a modulation pedal can be as difficult as
writing a fresh-sounding 12-bar blues tune,
but French stompbox maker Jacques Charbit
has attacked the problem by combining
three effects—Rotary (Leslie simulation),
Tremolo, and Uni-Vibe—into a new pedal
called the Kashmir ($199 retail/street
The controls consist of Rate 1, Rate 2,
Level, and Deep, along with a trio of minitoggle
switches: Trem/Rotate, Sync On/Off,
and Square/Sine wave. The tremolo has a
warm, tube-like sound, and by switching
to Rotate mode with the Sync switch on,
you can get lush, Hendrix/Trower-sounding
Uni-Vibe effects. Turning the Sync off in
Rotate mode opens up a world of effects—
including a convincing rotary speaker simulation
by adjusting the Rate 1 and Rate
2 speeds to replicate the sonic interaction

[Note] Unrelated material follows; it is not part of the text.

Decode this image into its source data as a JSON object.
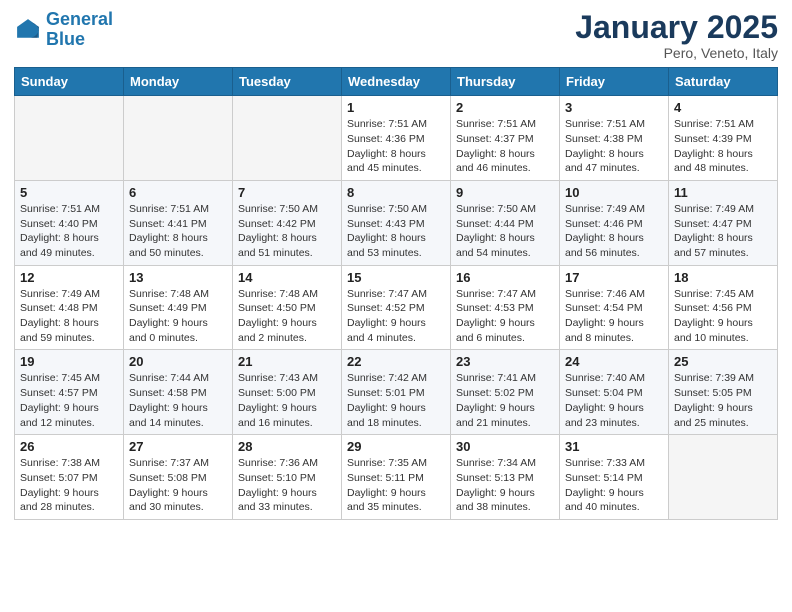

of a Leslie’s top and bottom rotors.
By further experimenting with the Rate
knobs and waveforms, I was able to produce
everything from underwater sounds,

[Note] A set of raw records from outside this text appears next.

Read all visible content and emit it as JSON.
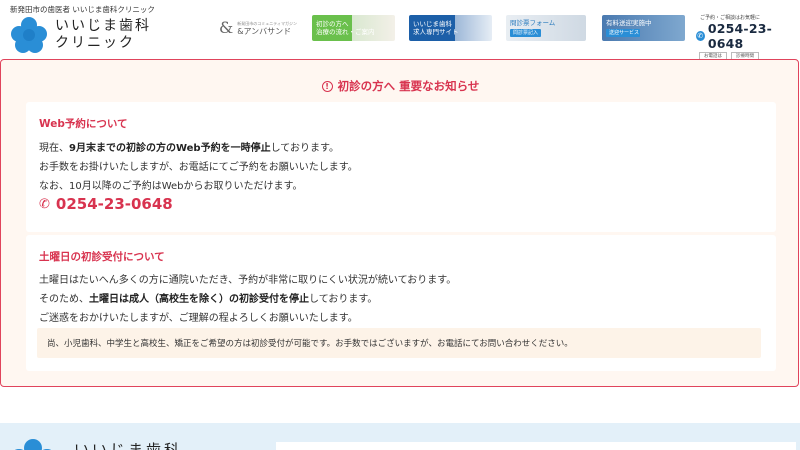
{
  "header": {
    "tagline": "新発田市の歯医者 いいじま歯科クリニック",
    "logo_line1": "いいじま歯科",
    "logo_line2": "クリニック",
    "banners": {
      "andfamily_small": "新発田市のコミュニティマガジン",
      "andfamily_main": "&アンバサンド",
      "first_visit_line1": "初診の方へ",
      "first_visit_line2": "治療の流れ・ご案内",
      "recruit_line1": "いいじま歯科",
      "recruit_line2": "求人専門サイト",
      "form_line1": "問診票フォーム",
      "form_btn": "問診票記入",
      "tour_line1": "有料送迎実施中",
      "tour_btn": "送迎サービス"
    },
    "tel": {
      "caption": "ご予約・ご相談はお気軽に",
      "number": "0254-23-0648",
      "link1": "お電話は",
      "link2": "診療時間"
    }
  },
  "notice": {
    "title": "初診の方へ 重要なお知らせ",
    "web": {
      "heading": "Web予約について",
      "line1_pre": "現在、",
      "line1_bold": "9月末までの初診の方のWeb予約を一時停止",
      "line1_post": "しております。",
      "line2": "お手数をお掛けいたしますが、お電話にてご予約をお願いいたします。",
      "line3": "なお、10月以降のご予約はWebからお取りいただけます。",
      "phone": "0254-23-0648"
    },
    "weekend": {
      "heading": "土曜日の初診受付について",
      "line1": "土曜日はたいへん多くの方に通院いただき、予約が非常に取りにくい状況が続いております。",
      "line2_pre": "そのため、",
      "line2_bold": "土曜日は成人（高校生を除く）の初診受付を停止",
      "line2_post": "しております。",
      "line3": "ご迷惑をおかけいたしますが、ご理解の程よろしくお願いいたします。",
      "note": "尚、小児歯科、中学生と高校生、矯正をご希望の方は初診受付が可能です。お手数ではございますが、お電話にてお問い合わせください。"
    }
  },
  "footer": {
    "name": "いいじま歯科"
  },
  "colors": {
    "accent": "#d8334f",
    "brand_blue": "#2a8ed6",
    "panel_bg": "#fff7f1"
  }
}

à la the Stones’ “Let It Loose,” to complex
polyrhythmic chop effects.
The Level control provides make-up gain
for the psychoacoustic drop that can attend
modulation effects, and can also be used

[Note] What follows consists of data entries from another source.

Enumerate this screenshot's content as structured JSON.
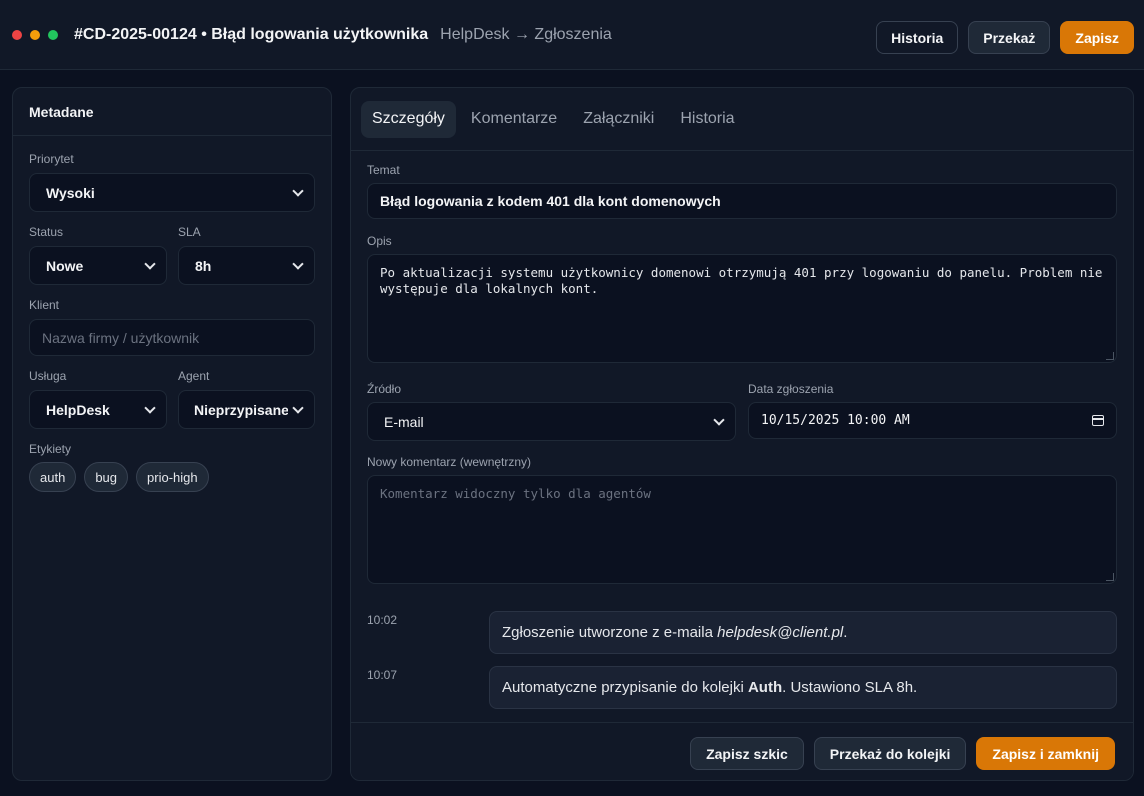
{
  "header": {
    "ticket_title": "#CD-2025-00124 • Błąd logowania użytkownika",
    "breadcrumb": "HelpDesk → Zgłoszenia",
    "history_button": "Historia",
    "forward_button": "Przekaż",
    "save_button": "Zapisz"
  },
  "metadata": {
    "title": "Metadane",
    "priority_label": "Priorytet",
    "priority_value": "Wysoki",
    "status_label": "Status",
    "status_value": "Nowe",
    "sla_label": "SLA",
    "sla_value": "8h",
    "client_label": "Klient",
    "client_placeholder": "Nazwa firmy / użytkownik",
    "service_label": "Usługa",
    "service_value": "HelpDesk",
    "agent_label": "Agent",
    "agent_value": "Nieprzypisane",
    "tags_label": "Etykiety",
    "tags": [
      "auth",
      "bug",
      "prio-high"
    ]
  },
  "tabs": [
    "Szczegóły",
    "Komentarze",
    "Załączniki",
    "Historia"
  ],
  "details": {
    "subject_label": "Temat",
    "subject_value": "Błąd logowania z kodem 401 dla kont domenowych",
    "description_label": "Opis",
    "description_value": "Po aktualizacji systemu użytkownicy domenowi otrzymują 401 przy logowaniu do panelu. Problem nie występuje dla lokalnych kont.",
    "source_label": "Źródło",
    "source_value": "E-mail",
    "date_label": "Data zgłoszenia",
    "date_value": "10/15/2025 10:00 AM",
    "comment_label": "Nowy komentarz (wewnętrzny)",
    "comment_placeholder": "Komentarz widoczny tylko dla agentów"
  },
  "timeline": [
    {
      "time": "10:02",
      "text_before": "Zgłoszenie utworzone z e-maila ",
      "emphasis": "helpdesk@client.pl",
      "text_after": "."
    },
    {
      "time": "10:07",
      "text_before": "Automatyczne przypisanie do kolejki ",
      "emphasis": "Auth",
      "text_after": ". Ustawiono SLA 8h."
    }
  ],
  "footer": {
    "draft_button": "Zapisz szkic",
    "queue_button": "Przekaż do kolejki",
    "save_close_button": "Zapisz i zamknij"
  }
}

to boost the output for Leslie-style grind
when driving an amp. The pedal’s SI.RE.T.
system (Silent Relay True-bypass) operated
as promised, leaving the straight tone intact
while providing pop-free switching. One
caveat was the internal noise gate, which
abruptly cut off the end of some long sustaining
It is getting harder and harder to teach
old effects new tricks, but with the Kashmir,
Jacques has managed to come up with
a novel approach to delivering a variety of
classic modulation sounds.
KUDOS Excellent tremolo. Thick Uni-Vibelike
sounds. Separate treble and bass "rotor"
speeds for Leslie effects add authenticity.
CONCERNS Audible gating.